**Directions for this task**. Print every entry below again. Nothing may differ from the original.

**Provided information**.
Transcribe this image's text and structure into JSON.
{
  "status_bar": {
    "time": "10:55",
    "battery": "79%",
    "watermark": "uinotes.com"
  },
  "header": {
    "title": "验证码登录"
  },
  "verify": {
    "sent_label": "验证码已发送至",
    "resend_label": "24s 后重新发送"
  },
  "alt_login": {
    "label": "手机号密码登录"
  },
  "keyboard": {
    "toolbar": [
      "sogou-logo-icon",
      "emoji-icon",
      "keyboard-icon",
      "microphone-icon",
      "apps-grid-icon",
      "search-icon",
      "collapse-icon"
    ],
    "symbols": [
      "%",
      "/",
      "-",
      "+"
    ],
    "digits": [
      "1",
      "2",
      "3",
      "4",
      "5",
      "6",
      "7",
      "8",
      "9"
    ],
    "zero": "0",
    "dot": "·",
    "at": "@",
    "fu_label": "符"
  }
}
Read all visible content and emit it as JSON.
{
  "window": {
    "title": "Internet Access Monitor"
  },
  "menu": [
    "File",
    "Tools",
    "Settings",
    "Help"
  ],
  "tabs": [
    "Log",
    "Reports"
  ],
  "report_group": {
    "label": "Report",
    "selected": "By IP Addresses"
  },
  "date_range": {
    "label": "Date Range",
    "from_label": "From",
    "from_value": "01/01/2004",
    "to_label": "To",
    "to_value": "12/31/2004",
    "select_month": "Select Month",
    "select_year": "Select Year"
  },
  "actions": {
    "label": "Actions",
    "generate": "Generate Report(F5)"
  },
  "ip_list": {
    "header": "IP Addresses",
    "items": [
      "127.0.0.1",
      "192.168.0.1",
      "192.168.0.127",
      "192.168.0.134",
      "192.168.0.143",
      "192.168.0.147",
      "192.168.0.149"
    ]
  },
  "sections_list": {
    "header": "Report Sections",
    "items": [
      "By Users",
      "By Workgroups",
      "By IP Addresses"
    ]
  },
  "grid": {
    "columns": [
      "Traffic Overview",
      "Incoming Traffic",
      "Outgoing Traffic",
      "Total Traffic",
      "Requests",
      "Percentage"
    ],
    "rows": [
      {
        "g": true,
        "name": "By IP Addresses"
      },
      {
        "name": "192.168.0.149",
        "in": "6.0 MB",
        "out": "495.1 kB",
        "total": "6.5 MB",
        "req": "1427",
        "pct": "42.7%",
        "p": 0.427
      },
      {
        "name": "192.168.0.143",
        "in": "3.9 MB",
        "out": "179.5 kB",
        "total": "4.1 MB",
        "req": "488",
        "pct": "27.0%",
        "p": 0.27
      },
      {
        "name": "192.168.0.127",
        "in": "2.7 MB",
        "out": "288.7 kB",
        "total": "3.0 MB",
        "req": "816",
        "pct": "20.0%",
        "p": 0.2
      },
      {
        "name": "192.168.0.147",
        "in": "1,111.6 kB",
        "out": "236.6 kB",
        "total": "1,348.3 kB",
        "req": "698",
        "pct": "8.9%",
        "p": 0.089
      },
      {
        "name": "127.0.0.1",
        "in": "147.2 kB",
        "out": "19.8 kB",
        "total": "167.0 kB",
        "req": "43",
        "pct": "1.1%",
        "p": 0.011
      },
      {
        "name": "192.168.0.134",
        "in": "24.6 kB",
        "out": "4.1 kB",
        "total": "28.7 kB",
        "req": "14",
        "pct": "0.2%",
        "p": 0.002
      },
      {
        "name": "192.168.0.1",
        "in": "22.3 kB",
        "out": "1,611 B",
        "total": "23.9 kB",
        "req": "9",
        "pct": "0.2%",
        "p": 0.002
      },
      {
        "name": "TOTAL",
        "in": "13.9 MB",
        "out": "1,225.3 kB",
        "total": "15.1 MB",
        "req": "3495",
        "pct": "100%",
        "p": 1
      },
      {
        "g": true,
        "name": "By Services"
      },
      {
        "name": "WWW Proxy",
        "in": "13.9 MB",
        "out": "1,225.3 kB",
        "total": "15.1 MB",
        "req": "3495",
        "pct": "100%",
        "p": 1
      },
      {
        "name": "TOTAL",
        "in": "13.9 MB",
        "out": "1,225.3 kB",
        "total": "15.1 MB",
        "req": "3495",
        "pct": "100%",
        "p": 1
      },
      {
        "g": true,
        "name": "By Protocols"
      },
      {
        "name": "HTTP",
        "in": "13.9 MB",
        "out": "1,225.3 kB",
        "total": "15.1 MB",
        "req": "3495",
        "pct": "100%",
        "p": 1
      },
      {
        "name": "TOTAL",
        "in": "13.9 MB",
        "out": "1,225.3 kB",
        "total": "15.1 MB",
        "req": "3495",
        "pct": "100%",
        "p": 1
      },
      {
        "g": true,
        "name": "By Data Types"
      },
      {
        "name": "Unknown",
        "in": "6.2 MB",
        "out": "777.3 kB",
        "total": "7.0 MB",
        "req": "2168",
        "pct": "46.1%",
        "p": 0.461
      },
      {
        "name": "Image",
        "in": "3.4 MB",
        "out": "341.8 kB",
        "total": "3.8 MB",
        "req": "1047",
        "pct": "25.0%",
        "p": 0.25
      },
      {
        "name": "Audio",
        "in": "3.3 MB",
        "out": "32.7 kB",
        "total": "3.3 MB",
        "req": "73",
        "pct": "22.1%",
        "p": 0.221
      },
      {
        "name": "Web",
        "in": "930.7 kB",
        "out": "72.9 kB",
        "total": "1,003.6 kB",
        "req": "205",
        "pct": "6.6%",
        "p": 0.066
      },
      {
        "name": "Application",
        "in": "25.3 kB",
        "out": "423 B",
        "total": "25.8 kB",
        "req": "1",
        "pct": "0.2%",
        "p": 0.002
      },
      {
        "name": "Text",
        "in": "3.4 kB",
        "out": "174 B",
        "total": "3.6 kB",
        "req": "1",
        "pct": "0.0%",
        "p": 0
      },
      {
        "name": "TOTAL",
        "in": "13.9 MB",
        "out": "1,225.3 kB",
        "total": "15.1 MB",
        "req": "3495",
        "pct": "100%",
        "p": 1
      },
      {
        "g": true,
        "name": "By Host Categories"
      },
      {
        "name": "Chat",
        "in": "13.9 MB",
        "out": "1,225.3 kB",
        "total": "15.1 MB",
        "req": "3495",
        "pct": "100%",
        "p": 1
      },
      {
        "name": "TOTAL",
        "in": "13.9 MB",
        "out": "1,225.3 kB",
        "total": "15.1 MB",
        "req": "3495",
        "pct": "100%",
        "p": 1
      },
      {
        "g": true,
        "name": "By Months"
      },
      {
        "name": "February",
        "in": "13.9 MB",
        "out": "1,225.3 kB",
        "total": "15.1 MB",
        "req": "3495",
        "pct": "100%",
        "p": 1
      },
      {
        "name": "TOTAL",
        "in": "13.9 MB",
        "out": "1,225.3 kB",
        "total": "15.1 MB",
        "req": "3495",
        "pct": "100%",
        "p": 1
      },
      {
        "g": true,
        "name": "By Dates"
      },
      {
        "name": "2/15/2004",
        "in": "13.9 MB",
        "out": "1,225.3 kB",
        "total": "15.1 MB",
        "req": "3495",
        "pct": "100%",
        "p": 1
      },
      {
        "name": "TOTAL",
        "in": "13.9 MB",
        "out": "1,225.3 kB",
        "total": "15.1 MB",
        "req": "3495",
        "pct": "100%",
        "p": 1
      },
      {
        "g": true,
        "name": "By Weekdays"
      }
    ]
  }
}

**Answer to the exercise**.
Transcribe this image's text and structure into JSON.
{
  "status_bar": {
    "time": "10:55",
    "battery": "79%",
    "watermark": "uinotes.com"
  },
  "header": {
    "title": "验证码登录"
  },
  "verify": {
    "sent_label": "验证码已发送至",
    "resend_label": "24s 后重新发送"
  },
  "alt_login": {
    "label": "手机号密码登录"
  },
  "keyboard": {
    "toolbar": [
      "sogou-logo-icon",
      "emoji-icon",
      "keyboard-icon",
      "microphone-icon",
      "apps-grid-icon",
      "search-icon",
      "collapse-icon"
    ],
    "symbols": [
      "%",
      "/",
      "-",
      "+"
    ],
    "digits": [
      "1",
      "2",
      "3",
      "4",
      "5",
      "6",
      "7",
      "8",
      "9"
    ],
    "zero": "0",
    "dot": "·",
    "at": "@",
    "fu_label": "符"
  }
}
Read all visible content and emit it as JSON.
{
  "window": {
    "title": "Internet Access Monitor"
  },
  "menu": [
    "File",
    "Tools",
    "Settings",
    "Help"
  ],
  "tabs": [
    "Log",
    "Reports"
  ],
  "report_group": {
    "label": "Report",
    "selected": "By IP Addresses"
  },
  "date_range": {
    "label": "Date Range",
    "from_label": "From",
    "from_value": "01/01/2004",
    "to_label": "To",
    "to_value": "12/31/2004",
    "select_month": "Select Month",
    "select_year": "Select Year"
  },
  "actions": {
    "label": "Actions",
    "generate": "Generate Report(F5)"
  },
  "ip_list": {
    "header": "IP Addresses",
    "items": [
      "127.0.0.1",
      "192.168.0.1",
      "192.168.0.127",
      "192.168.0.134",
      "192.168.0.143",
      "192.168.0.147",
      "192.168.0.149"
    ]
  },
  "sections_list": {
    "header": "Report Sections",
    "items": [
      "By Users",
      "By Workgroups",
      "By IP Addresses"
    ]
  },
  "grid": {
    "columns": [
      "Traffic Overview",
      "Incoming Traffic",
      "Outgoing Traffic",
      "Total Traffic",
      "Requests",
      "Percentage"
    ],
    "rows": [
      {
        "g": true,
        "name": "By IP Addresses"
      },
      {
        "name": "192.168.0.149",
        "in": "6.0 MB",
        "out": "495.1 kB",
        "total": "6.5 MB",
        "req": "1427",
        "pct": "42.7%",
        "p": 0.427
      },
      {
        "name": "192.168.0.143",
        "in": "3.9 MB",
        "out": "179.5 kB",
        "total": "4.1 MB",
        "req": "488",
        "pct": "27.0%",
        "p": 0.27
      },
      {
        "name": "192.168.0.127",
        "in": "2.7 MB",
        "out": "288.7 kB",
        "total": "3.0 MB",
        "req": "816",
        "pct": "20.0%",
        "p": 0.2
      },
      {
        "name": "192.168.0.147",
        "in": "1,111.6 kB",
        "out": "236.6 kB",
        "total": "1,348.3 kB",
        "req": "698",
        "pct": "8.9%",
        "p": 0.089
      },
      {
        "name": "127.0.0.1",
        "in": "147.2 kB",
        "out": "19.8 kB",
        "total": "167.0 kB",
        "req": "43",
        "pct": "1.1%",
        "p": 0.011
      },
      {
        "name": "192.168.0.134",
        "in": "24.6 kB",
        "out": "4.1 kB",
        "total": "28.7 kB",
        "req": "14",
        "pct": "0.2%",
        "p": 0.002
      },
      {
        "name": "192.168.0.1",
        "in": "22.3 kB",
        "out": "1,611 B",
        "total": "23.9 kB",
        "req": "9",
        "pct": "0.2%",
        "p": 0.002
      },
      {
        "name": "TOTAL",
        "in": "13.9 MB",
        "out": "1,225.3 kB",
        "total": "15.1 MB",
        "req": "3495",
        "pct": "100%",
        "p": 1
      },
      {
        "g": true,
        "name": "By Services"
      },
      {
        "name": "WWW Proxy",
        "in": "13.9 MB",
        "out": "1,225.3 kB",
        "total": "15.1 MB",
        "req": "3495",
        "pct": "100%",
        "p": 1
      },
      {
        "name": "TOTAL",
        "in": "13.9 MB",
        "out": "1,225.3 kB",
        "total": "15.1 MB",
        "req": "3495",
        "pct": "100%",
        "p": 1
      },
      {
        "g": true,
        "name": "By Protocols"
      },
      {
        "name": "HTTP",
        "in": "13.9 MB",
        "out": "1,225.3 kB",
        "total": "15.1 MB",
        "req": "3495",
        "pct": "100%",
        "p": 1
      },
      {
        "name": "TOTAL",
        "in": "13.9 MB",
        "out": "1,225.3 kB",
        "total": "15.1 MB",
        "req": "3495",
        "pct": "100%",
        "p": 1
      },
      {
        "g": true,
        "name": "By Data Types"
      },
      {
        "name": "Unknown",
        "in": "6.2 MB",
        "out": "777.3 kB",
        "total": "7.0 MB",
        "req": "2168",
        "pct": "46.1%",
        "p": 0.461
      },
      {
        "name": "Image",
        "in": "3.4 MB",
        "out": "341.8 kB",
        "total": "3.8 MB",
        "req": "1047",
        "pct": "25.0%",
        "p": 0.25
      },
      {
        "name": "Audio",
        "in": "3.3 MB",
        "out": "32.7 kB",
        "total": "3.3 MB",
        "req": "73",
        "pct": "22.1%",
        "p": 0.221
      },
      {
        "name": "Web",
        "in": "930.7 kB",
        "out": "72.9 kB",
        "total": "1,003.6 kB",
        "req": "205",
        "pct": "6.6%",
        "p": 0.066
      },
      {
        "name": "Application",
        "in": "25.3 kB",
        "out": "423 B",
        "total": "25.8 kB",
        "req": "1",
        "pct": "0.2%",
        "p": 0.002
      },
      {
        "name": "Text",
        "in": "3.4 kB",
        "out": "174 B",
        "total": "3.6 kB",
        "req": "1",
        "pct": "0.0%",
        "p": 0
      },
      {
        "name": "TOTAL",
        "in": "13.9 MB",
        "out": "1,225.3 kB",
        "total": "15.1 MB",
        "req": "3495",
        "pct": "100%",
        "p": 1
      },
      {
        "g": true,
        "name": "By Host Categories"
      },
      {
        "name": "Chat",
        "in": "13.9 MB",
        "out": "1,225.3 kB",
        "total": "15.1 MB",
        "req": "3495",
        "pct": "100%",
        "p": 1
      },
      {
        "name": "TOTAL",
        "in": "13.9 MB",
        "out": "1,225.3 kB",
        "total": "15.1 MB",
        "req": "3495",
        "pct": "100%",
        "p": 1
      },
      {
        "g": true,
        "name": "By Months"
      },
      {
        "name": "February",
        "in": "13.9 MB",
        "out": "1,225.3 kB",
        "total": "15.1 MB",
        "req": "3495",
        "pct": "100%",
        "p": 1
      },
      {
        "name": "TOTAL",
        "in": "13.9 MB",
        "out": "1,225.3 kB",
        "total": "15.1 MB",
        "req": "3495",
        "pct": "100%",
        "p": 1
      },
      {
        "g": true,
        "name": "By Dates"
      },
      {
        "name": "2/15/2004",
        "in": "13.9 MB",
        "out": "1,225.3 kB",
        "total": "15.1 MB",
        "req": "3495",
        "pct": "100%",
        "p": 1
      },
      {
        "name": "TOTAL",
        "in": "13.9 MB",
        "out": "1,225.3 kB",
        "total": "15.1 MB",
        "req": "3495",
        "pct": "100%",
        "p": 1
      },
      {
        "g": true,
        "name": "By Weekdays"
      }
    ]
  }
}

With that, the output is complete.